**Task inputs:**
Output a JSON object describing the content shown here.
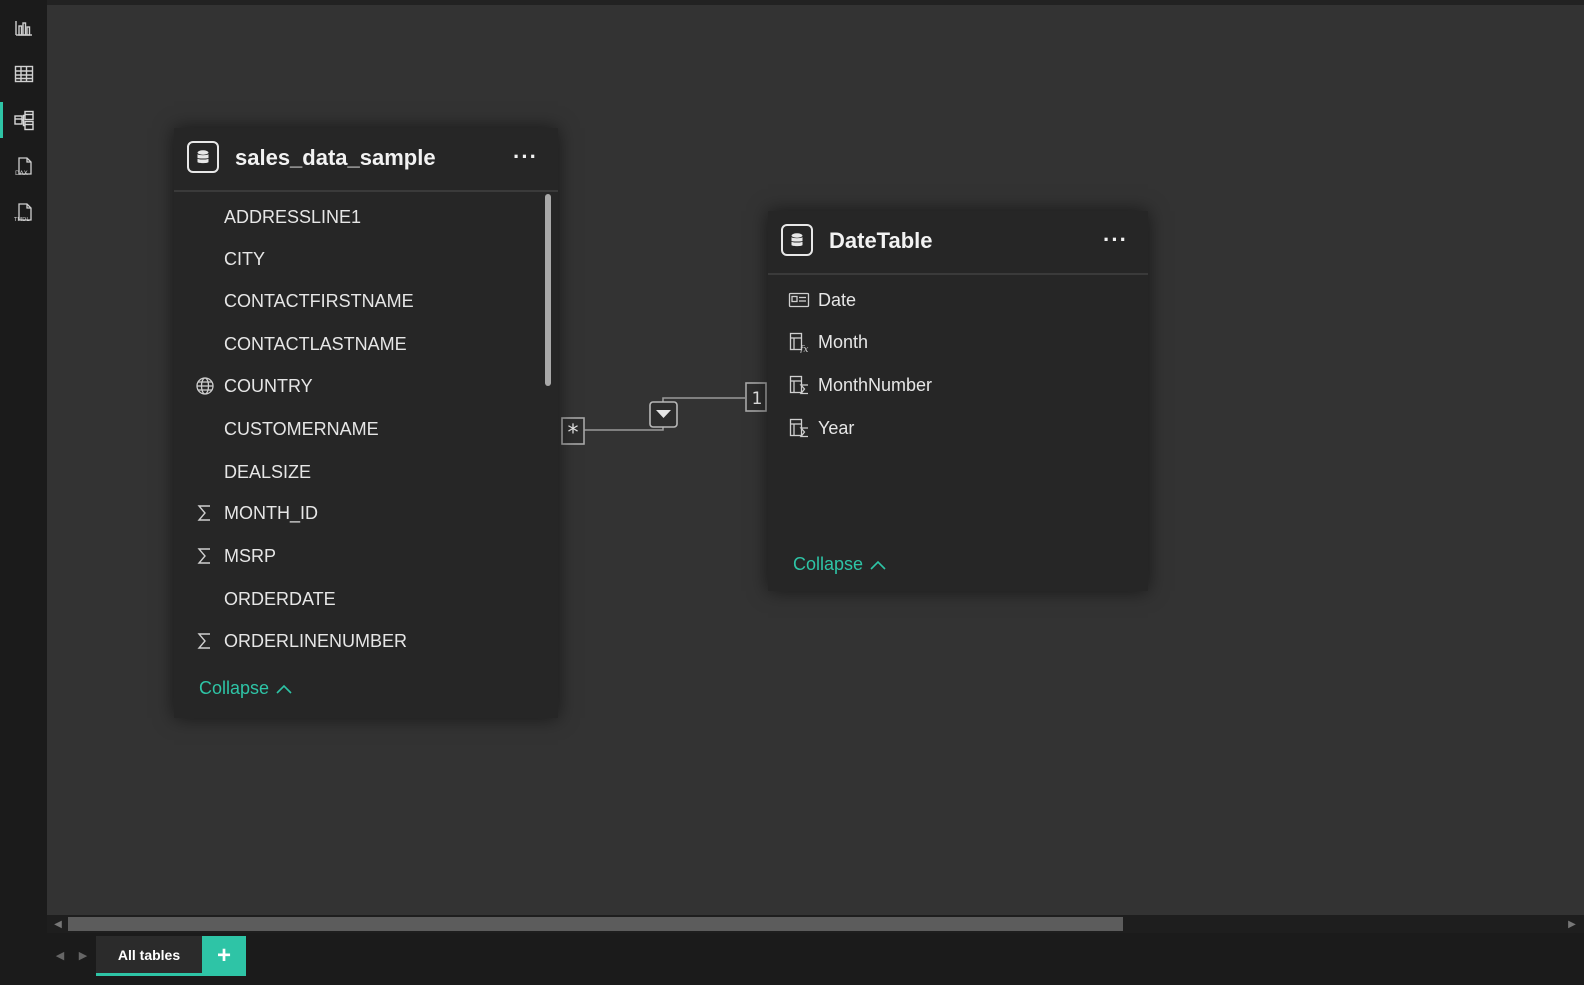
{
  "rail": {
    "items": [
      {
        "name": "report-view",
        "icon": "bar-chart-icon"
      },
      {
        "name": "table-view",
        "icon": "table-grid-icon"
      },
      {
        "name": "model-view",
        "icon": "model-icon",
        "active": true
      },
      {
        "name": "dax-query-view",
        "icon": "dax-icon"
      },
      {
        "name": "tmdl-view",
        "icon": "tmdl-icon"
      }
    ]
  },
  "tables": [
    {
      "title": "sales_data_sample",
      "more_label": "···",
      "fields": [
        {
          "label": "ADDRESSLINE1",
          "icon": ""
        },
        {
          "label": "CITY",
          "icon": ""
        },
        {
          "label": "CONTACTFIRSTNAME",
          "icon": ""
        },
        {
          "label": "CONTACTLASTNAME",
          "icon": ""
        },
        {
          "label": "COUNTRY",
          "icon": "globe-icon"
        },
        {
          "label": "CUSTOMERNAME",
          "icon": ""
        },
        {
          "label": "DEALSIZE",
          "icon": ""
        },
        {
          "label": "MONTH_ID",
          "icon": "sigma-icon"
        },
        {
          "label": "MSRP",
          "icon": "sigma-icon"
        },
        {
          "label": "ORDERDATE",
          "icon": ""
        },
        {
          "label": "ORDERLINENUMBER",
          "icon": "sigma-icon"
        }
      ],
      "collapse_label": "Collapse"
    },
    {
      "title": "DateTable",
      "more_label": "···",
      "fields": [
        {
          "label": "Date",
          "icon": "calendar-column-icon"
        },
        {
          "label": "Month",
          "icon": "calculated-column-icon"
        },
        {
          "label": "MonthNumber",
          "icon": "calculated-sigma-column-icon"
        },
        {
          "label": "Year",
          "icon": "calculated-sigma-column-icon"
        }
      ],
      "collapse_label": "Collapse"
    }
  ],
  "relationship": {
    "from_cardinality": "*",
    "to_cardinality": "1",
    "filter_direction": "single"
  },
  "bottom_tabs": {
    "tabs": [
      "All tables"
    ],
    "add_label": "+"
  },
  "colors": {
    "accent": "#2ec4a6",
    "canvas": "#333333",
    "card": "#262626",
    "rail": "#1b1b1b"
  }
}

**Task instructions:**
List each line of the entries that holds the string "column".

**Solution to the problem:**
          "icon": "calendar-column-icon"
          "icon": "calculated-column-icon"
          "icon": "calculated-sigma-column-icon"
          "icon": "calculated-sigma-column-icon"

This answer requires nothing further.